### Provided data
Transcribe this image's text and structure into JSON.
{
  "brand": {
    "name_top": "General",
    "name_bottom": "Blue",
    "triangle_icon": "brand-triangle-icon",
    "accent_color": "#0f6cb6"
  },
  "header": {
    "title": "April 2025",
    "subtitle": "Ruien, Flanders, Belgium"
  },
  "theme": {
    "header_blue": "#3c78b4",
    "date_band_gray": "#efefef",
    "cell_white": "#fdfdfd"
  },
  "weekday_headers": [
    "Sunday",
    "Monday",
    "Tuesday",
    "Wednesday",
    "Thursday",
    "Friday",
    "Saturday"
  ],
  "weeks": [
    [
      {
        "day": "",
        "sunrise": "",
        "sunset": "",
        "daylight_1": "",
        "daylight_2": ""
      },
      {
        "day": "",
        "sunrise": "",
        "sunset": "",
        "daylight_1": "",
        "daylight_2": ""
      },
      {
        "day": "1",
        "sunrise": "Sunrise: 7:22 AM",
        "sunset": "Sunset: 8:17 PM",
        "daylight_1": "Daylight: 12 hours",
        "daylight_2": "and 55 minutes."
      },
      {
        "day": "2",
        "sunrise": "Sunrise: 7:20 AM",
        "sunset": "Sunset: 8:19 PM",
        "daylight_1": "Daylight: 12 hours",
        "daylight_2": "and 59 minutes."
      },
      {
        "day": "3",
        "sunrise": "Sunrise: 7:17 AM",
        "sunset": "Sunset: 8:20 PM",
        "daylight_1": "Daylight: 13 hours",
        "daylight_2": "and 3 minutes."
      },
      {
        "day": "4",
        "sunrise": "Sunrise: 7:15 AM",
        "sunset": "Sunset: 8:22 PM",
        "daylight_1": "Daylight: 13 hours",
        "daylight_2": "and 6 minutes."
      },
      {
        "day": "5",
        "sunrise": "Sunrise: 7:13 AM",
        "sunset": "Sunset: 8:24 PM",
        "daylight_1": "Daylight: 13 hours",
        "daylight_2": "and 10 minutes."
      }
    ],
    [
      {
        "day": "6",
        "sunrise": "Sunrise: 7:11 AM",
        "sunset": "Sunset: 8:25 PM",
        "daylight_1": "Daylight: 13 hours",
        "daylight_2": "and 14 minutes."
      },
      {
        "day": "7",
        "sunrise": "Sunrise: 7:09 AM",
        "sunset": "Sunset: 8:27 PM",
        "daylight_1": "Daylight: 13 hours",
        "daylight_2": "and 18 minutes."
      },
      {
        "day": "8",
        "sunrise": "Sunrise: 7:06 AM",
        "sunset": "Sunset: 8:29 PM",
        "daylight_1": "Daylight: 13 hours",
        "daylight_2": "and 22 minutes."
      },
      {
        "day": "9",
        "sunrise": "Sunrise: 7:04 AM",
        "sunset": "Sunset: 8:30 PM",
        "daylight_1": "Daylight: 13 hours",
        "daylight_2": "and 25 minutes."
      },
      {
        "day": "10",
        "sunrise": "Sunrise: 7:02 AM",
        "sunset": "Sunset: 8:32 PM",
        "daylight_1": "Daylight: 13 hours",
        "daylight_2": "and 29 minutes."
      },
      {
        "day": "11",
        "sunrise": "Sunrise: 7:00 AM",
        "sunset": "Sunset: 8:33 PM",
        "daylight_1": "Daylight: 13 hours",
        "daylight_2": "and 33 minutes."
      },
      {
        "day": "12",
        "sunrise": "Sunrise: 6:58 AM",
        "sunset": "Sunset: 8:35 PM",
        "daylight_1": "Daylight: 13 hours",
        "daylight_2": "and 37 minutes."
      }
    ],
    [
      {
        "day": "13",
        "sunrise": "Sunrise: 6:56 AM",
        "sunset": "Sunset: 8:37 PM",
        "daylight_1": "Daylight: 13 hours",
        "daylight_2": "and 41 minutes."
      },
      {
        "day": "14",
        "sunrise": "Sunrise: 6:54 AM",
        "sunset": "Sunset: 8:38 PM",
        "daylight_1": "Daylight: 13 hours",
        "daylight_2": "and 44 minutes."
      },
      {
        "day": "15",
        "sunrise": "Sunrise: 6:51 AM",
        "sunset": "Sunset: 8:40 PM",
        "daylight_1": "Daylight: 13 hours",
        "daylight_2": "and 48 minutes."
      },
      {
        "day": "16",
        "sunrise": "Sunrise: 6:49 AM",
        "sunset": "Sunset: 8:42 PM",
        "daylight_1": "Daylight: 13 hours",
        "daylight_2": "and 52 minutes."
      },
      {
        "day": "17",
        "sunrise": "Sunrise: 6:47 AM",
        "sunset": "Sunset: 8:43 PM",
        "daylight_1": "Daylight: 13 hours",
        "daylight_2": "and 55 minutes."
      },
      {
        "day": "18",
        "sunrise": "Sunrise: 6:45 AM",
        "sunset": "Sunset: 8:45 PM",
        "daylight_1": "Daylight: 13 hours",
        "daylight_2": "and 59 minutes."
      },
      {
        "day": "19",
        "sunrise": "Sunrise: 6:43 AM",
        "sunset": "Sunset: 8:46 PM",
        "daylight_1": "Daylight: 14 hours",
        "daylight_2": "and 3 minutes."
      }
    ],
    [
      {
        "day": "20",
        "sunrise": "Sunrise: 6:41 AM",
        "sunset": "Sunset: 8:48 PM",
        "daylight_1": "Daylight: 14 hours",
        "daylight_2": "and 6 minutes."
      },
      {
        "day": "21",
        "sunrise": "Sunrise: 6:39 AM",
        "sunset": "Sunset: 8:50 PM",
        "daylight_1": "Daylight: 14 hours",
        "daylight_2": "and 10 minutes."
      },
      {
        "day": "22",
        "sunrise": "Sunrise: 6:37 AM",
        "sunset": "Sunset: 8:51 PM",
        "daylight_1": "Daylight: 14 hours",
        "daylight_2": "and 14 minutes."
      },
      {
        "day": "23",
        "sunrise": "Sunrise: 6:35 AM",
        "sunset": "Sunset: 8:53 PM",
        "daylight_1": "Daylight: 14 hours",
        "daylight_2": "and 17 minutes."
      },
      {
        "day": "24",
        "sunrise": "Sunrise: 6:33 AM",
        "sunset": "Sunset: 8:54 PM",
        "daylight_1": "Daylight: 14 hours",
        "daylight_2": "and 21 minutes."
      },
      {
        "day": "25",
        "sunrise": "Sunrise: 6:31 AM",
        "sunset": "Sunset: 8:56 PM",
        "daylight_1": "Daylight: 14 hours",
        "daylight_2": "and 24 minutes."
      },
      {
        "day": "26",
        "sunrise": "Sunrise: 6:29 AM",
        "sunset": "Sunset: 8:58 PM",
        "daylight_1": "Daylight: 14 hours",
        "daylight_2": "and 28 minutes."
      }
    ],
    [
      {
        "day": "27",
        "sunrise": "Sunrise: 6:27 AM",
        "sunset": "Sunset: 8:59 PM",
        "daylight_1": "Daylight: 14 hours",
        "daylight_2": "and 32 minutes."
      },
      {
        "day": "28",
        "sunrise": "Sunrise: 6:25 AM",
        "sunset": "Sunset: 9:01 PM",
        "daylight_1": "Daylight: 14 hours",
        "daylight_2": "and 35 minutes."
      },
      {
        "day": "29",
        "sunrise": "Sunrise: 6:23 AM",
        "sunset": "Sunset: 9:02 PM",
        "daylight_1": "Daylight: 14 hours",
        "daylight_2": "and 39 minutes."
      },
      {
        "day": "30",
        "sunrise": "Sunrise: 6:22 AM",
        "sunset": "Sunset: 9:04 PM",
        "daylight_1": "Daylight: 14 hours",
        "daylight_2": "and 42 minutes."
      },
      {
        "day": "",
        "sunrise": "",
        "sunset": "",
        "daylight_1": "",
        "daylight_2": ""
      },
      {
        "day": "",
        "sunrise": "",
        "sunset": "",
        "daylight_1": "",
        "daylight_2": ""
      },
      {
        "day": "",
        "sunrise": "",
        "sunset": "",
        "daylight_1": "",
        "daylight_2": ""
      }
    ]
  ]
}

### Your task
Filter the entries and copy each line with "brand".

### Expected output
  "brand": {
    "triangle_icon": "brand-triangle-icon",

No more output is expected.